The Exodus Pattern

Michael Wilcock

READ : Psalm 119:153-160

Redeem me. (v. 154 NIV)

As the great psalm moves towards its completion, it ties in with one of the most significant events recorded in the entire Word of God. Like many other psalms, and many other books of the Bible, it harks back to the days of the exodus, when God looked in pity on an enslaved nation and rescued them from their great enemy.

It is the same language and the same pattern here. First a plea that God would look and see (vv. 153, 159): “Look upon my suffering” was exactly the cry of Israel in Egypt. Then a prayer for deliverance and redemption, and for a life renewed, which at the exodus effectively meant life out of death. And the “wicked,” the “foes who persecute,” the “faithless,” are the evil powers that only God can overcome. As it was in the time of Moses, so it was in the psalmist’s day, so it was when Jesus brought about the great redemption at Calvary (Luke 19:31), and so it will be when evil is finally vanquished at his second coming.

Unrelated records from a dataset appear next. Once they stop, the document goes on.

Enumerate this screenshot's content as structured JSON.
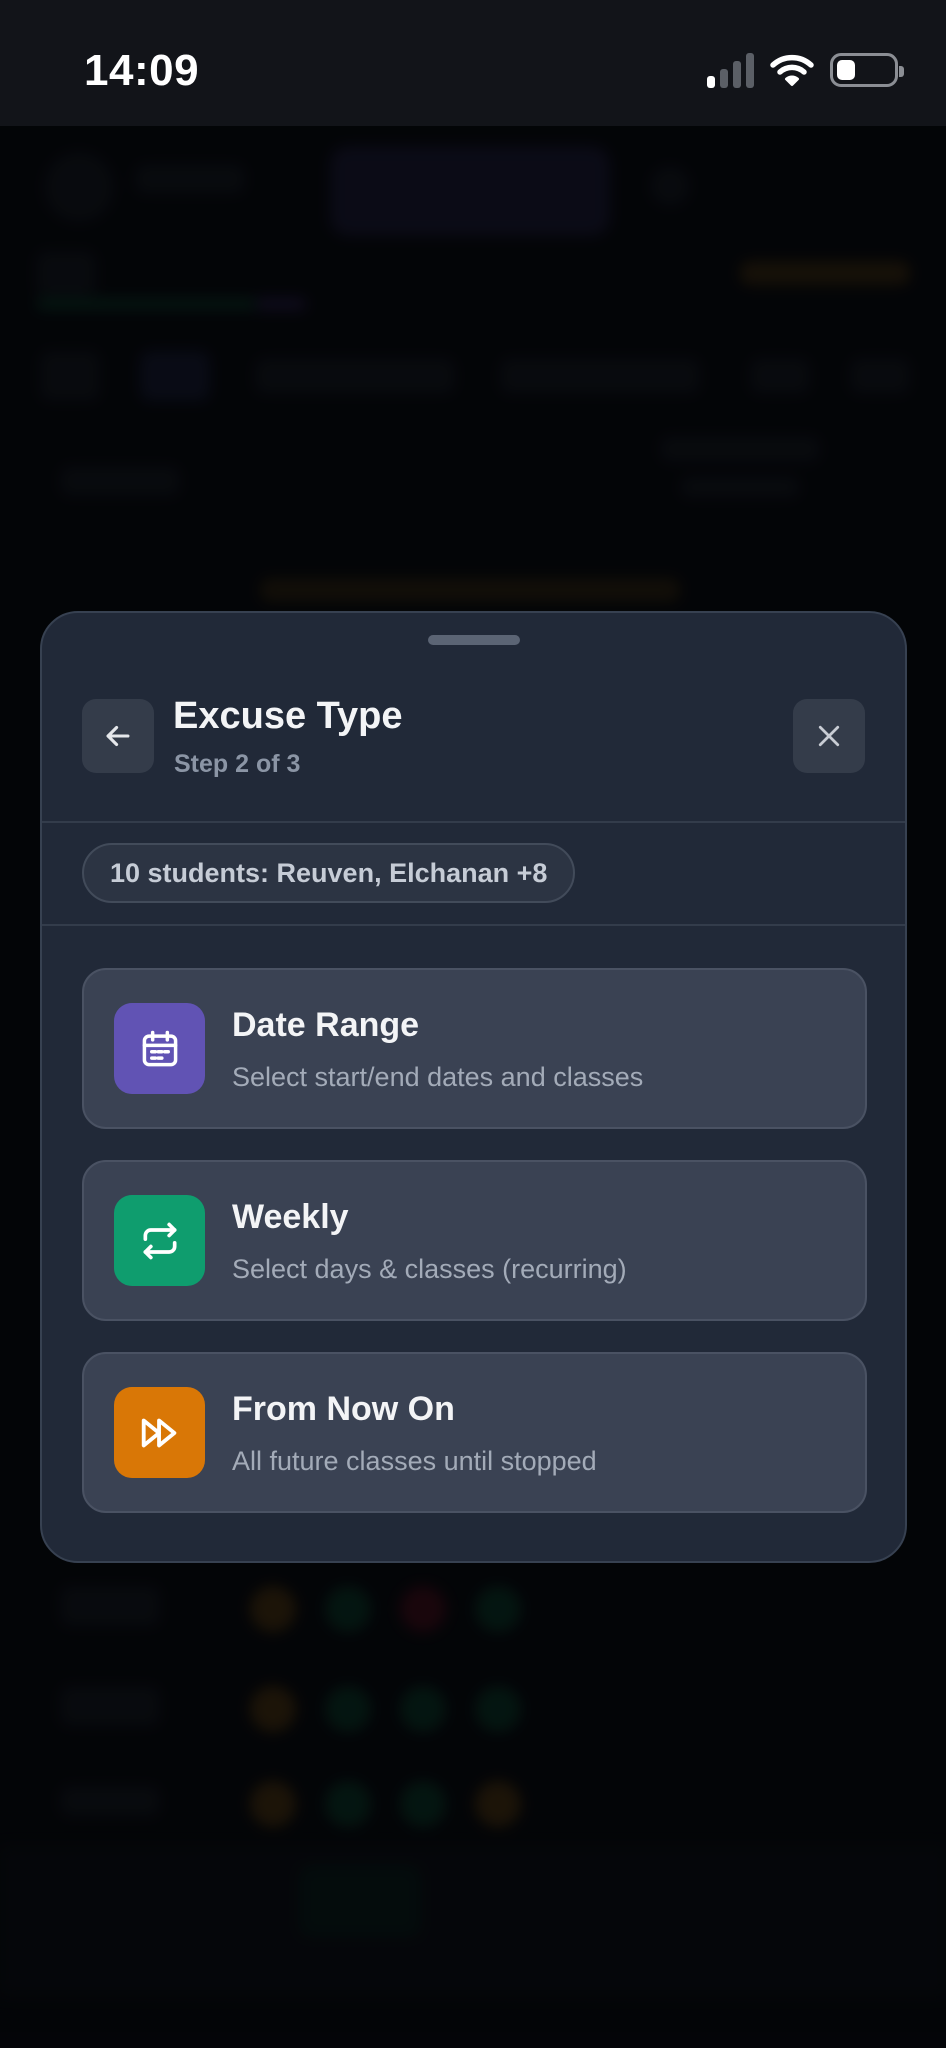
{
  "status_bar": {
    "time": "14:09"
  },
  "sheet": {
    "title": "Excuse Type",
    "step": "Step 2 of 3",
    "back_icon": "arrow-left-icon",
    "close_icon": "close-icon",
    "students_chip": "10 students: Reuven, Elchanan +8"
  },
  "options": [
    {
      "title": "Date Range",
      "subtitle": "Select start/end dates and classes",
      "icon": "calendar-icon",
      "color": "#6153b4"
    },
    {
      "title": "Weekly",
      "subtitle": "Select days & classes (recurring)",
      "icon": "repeat-icon",
      "color": "#0f9d6e"
    },
    {
      "title": "From Now On",
      "subtitle": "All future classes until stopped",
      "icon": "fast-forward-icon",
      "color": "#d97706"
    }
  ],
  "colors": {
    "sheet_background": "#212938",
    "card_background": "#3a4253",
    "title_text": "#f3f4f6",
    "muted_text": "#8b95a5"
  }
}
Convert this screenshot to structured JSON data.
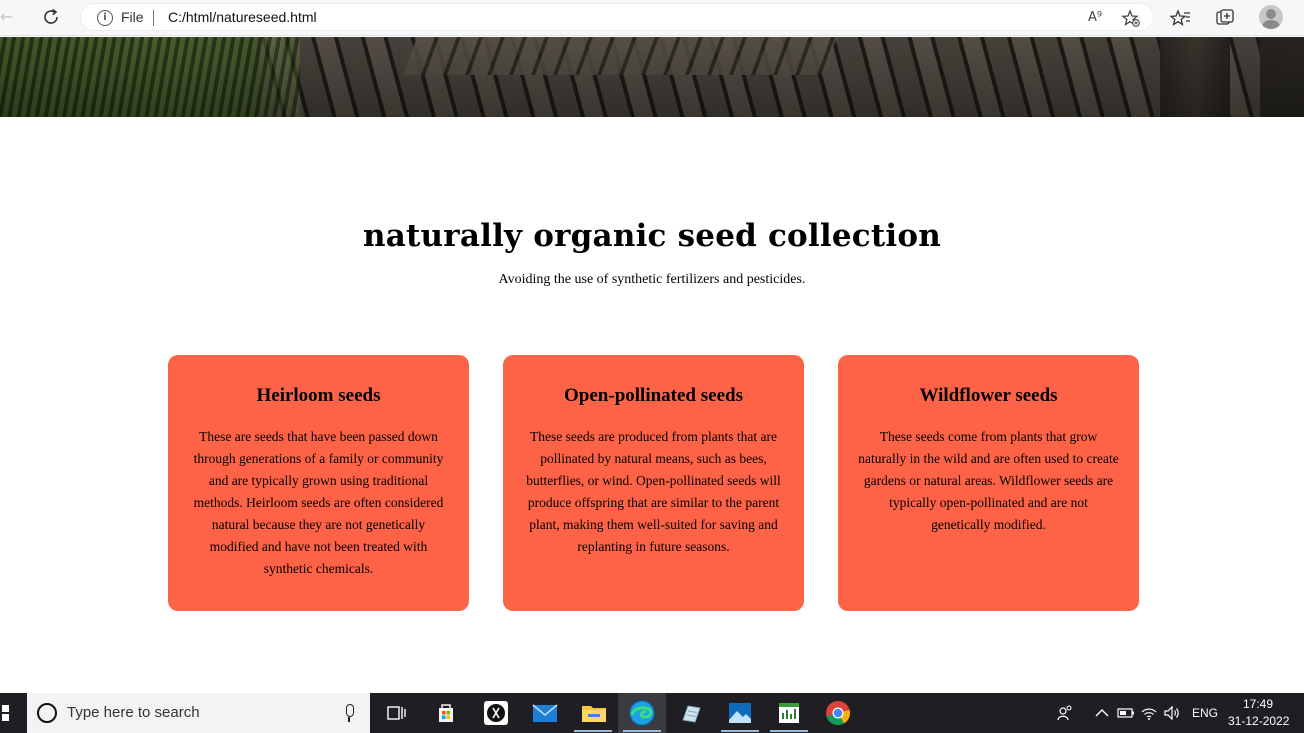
{
  "browser": {
    "file_label": "File",
    "url": "C:/html/natureseed.html",
    "read_aloud_icon_label": "A⁹"
  },
  "hero": {
    "image": "boardwalk-grass-photo"
  },
  "main": {
    "title": "naturally organic seed collection",
    "subtitle": "Avoiding the use of synthetic fertilizers and pesticides."
  },
  "cards": [
    {
      "title": "Heirloom seeds",
      "text": "These are seeds that have been passed down through generations of a family or community and are typically grown using traditional methods. Heirloom seeds are often considered natural because they are not genetically modified and have not been treated with synthetic chemicals."
    },
    {
      "title": "Open-pollinated seeds",
      "text": "These seeds are produced from plants that are pollinated by natural means, such as bees, butterflies, or wind. Open-pollinated seeds will produce offspring that are similar to the parent plant, making them well-suited for saving and replanting in future seasons."
    },
    {
      "title": "Wildflower seeds",
      "text": "These seeds come from plants that grow naturally in the wild and are often used to create gardens or natural areas. Wildflower seeds are typically open-pollinated and are not genetically modified."
    }
  ],
  "taskbar": {
    "search_placeholder": "Type here to search",
    "language": "ENG",
    "time": "17:49",
    "date": "31-12-2022",
    "pinned_apps": [
      "task-view",
      "microsoft-store",
      "media-app",
      "mail",
      "file-explorer",
      "edge",
      "notes-app",
      "photos",
      "excel-like-app",
      "chrome"
    ]
  },
  "colors": {
    "card_background": "#ff6347",
    "taskbar": "#1f1f23",
    "browser_bar": "#f7f7f7"
  }
}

With the tracks of his victorious purpose so unmistakably scored across history, how can we doubt that we who have called on him, as the psalmist called, are caught up in it not only for this age but forever?


“All your words are true; all your righteous laws are eternal” (v. 160 NIV).